- Breadwallet, Edge, and Abra are good multicoin wallets
- Reliable block explorers include blockstream.info, blockchair.com, and blockchain.info — all provide different, and trustable information (especially when cross-checked against each other)
All have their short-comings though, and complete security relies on maintaining your own copy of the ledger.
Still, like all things security is a spectrum, and the extent to which you protect your assets depends on what you’re trying to protect. Best practice in operational security (OpSec) is something all should strive towards, but try to remain reasonable and rational in your actions (if you have $50 of bitcoin, you probably don’t need a bunker to protect your multi-sig hardware wallet set-up — would you do the same for $50 of precious metal?).
3. Thoughts on money, lightning, and more:
First, a description (I owe this understanding to Nic Carter)— if you imagine the bitcoin blockchain (layer 1) as a global, final settlement layer, on which transactions are wholly irreversible (i.e. inter-party settlement which occurs only semi-regularly between large entities and is often a batching or netting of many smaller transactions), then you can imagine the lightning network (layer 2) as an interpersonal payment network (i.e. non-custodial, private, secure Venmo for bitcoin), which semi-regularly nets all transactions to the bitcoin blockchain in a single settlement transaction (see what I did there?). In reality, Venmo is probably something like layer 5 for fiat money such as USD, but we won’t get into that. Of course, because of how bitcoin is designed, you can easily transact on layer 1, but layer 2 offers better privacy and lower fees than you would otherwise experience on-chain.
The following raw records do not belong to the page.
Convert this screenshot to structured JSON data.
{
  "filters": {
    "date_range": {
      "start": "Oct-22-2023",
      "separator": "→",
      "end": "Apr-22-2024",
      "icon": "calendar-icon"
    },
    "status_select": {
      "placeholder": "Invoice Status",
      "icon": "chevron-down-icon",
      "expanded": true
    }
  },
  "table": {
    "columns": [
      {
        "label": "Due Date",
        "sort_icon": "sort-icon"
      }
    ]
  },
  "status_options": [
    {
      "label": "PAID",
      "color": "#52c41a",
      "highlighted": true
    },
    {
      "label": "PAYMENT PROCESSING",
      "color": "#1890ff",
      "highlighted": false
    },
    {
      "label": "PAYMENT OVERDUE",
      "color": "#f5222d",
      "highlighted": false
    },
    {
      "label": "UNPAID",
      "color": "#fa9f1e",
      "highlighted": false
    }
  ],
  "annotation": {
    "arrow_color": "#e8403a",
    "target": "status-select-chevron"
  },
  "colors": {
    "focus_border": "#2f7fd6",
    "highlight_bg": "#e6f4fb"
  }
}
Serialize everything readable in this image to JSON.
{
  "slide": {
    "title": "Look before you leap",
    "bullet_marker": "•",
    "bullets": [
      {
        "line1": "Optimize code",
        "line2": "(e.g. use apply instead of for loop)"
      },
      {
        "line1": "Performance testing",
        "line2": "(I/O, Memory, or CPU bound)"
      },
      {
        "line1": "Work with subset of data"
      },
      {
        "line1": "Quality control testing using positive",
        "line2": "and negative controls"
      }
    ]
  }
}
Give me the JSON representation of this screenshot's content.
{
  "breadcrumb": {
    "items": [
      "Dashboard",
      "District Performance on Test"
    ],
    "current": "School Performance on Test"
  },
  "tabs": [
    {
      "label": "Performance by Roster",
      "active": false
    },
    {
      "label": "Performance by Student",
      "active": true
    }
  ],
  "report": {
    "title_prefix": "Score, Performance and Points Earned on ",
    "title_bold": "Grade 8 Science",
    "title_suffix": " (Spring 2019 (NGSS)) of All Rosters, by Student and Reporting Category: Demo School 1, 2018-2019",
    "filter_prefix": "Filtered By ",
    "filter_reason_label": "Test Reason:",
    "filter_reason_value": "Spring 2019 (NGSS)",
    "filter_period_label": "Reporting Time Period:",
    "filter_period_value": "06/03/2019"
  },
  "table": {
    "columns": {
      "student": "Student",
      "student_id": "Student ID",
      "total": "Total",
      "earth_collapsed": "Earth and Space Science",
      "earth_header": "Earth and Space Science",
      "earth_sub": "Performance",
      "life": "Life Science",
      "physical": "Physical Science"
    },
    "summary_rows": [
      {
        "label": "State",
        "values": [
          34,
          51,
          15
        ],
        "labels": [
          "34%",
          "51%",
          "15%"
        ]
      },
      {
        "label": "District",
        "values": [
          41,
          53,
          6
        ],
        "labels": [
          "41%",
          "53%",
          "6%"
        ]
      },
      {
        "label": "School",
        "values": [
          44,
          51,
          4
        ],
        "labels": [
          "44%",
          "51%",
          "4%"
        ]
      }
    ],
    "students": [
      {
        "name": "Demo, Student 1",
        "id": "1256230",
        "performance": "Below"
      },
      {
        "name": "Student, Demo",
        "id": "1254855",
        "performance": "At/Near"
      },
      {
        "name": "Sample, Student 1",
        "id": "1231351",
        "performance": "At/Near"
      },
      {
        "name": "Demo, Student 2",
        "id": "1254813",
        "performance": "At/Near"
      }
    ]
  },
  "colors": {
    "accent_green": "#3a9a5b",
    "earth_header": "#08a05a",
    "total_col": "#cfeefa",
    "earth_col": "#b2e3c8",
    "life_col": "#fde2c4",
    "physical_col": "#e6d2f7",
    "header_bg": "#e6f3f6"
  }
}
For those interested I’ve included a simple diagram, which I think gives a sense for the analogy as described. It isn’t perfect, but it helped my understanding to draw it out. Also, note that the point is in the layered structure — layers as shown aren’t necessarily equatable (i.e. apps certainly don’t equate with banks).
Now, some thoughts on the current state of lightning. Having attempted to on-board myself through a variety of different means (including a combination of Stadicus and Damian Mee’s guides for Raspberry Pi, Pierre Rochard’s Node Launcher in conjunction with Jack Mallers’ Zap Wallet, OpenNode and Blue Wallet’s custodial solutions, and Casa’s plug and play node), I can definitively say that the lightning network still leaves something to be desired when it comes to UX. The tech is absolutely awesome, but it is certainly still early days and requires a serious desire to transact in order to get up and running.
The easiest by far are the custodial solutions, but they beg the pretty serious question of how they differ from banks. Setting up your own node through Pierre and Casa’s solutions is growing easier by the day, but will still take some time before they catch the attention of the mainstream non-tech savvy individual.
Don’t get me wrong — these projects and guides are pushing the UX front in a way that is on-boarding more users every day, and I recommend you try them all. I’ve learned more by doing than by just reading any blog post or news article. But much of that “doing” has involved making mistakes, breaking things and trying to figure out how to fix them (through hours of google- and stackexchange-fu), and that simply isn’t acceptable for the vast majority of people who have come to expect “plug and play” or “install and go” solutions.
As someone who is curious by nature, the never ending and incessantly developing world of bitcoin, blockchain, and crypto has me hooked (for better or worse). The open discussions on Twitter are mesmerizing and informative (best to read between the trolling and try to learn as much as you can in spite of it), and the community is incredibly supportive (again, ignore the trolling — reach out to people for help and they’ll typically respond positively).
Last but not least, play around with it. This system is new enough that no one really knows where it’s going, and anyone can get involved. Make connections that people haven’t seen before. As I mentioned in the first section, this technology touches on so many different facets of human existence, that it’s only a matter of fitting new pieces together.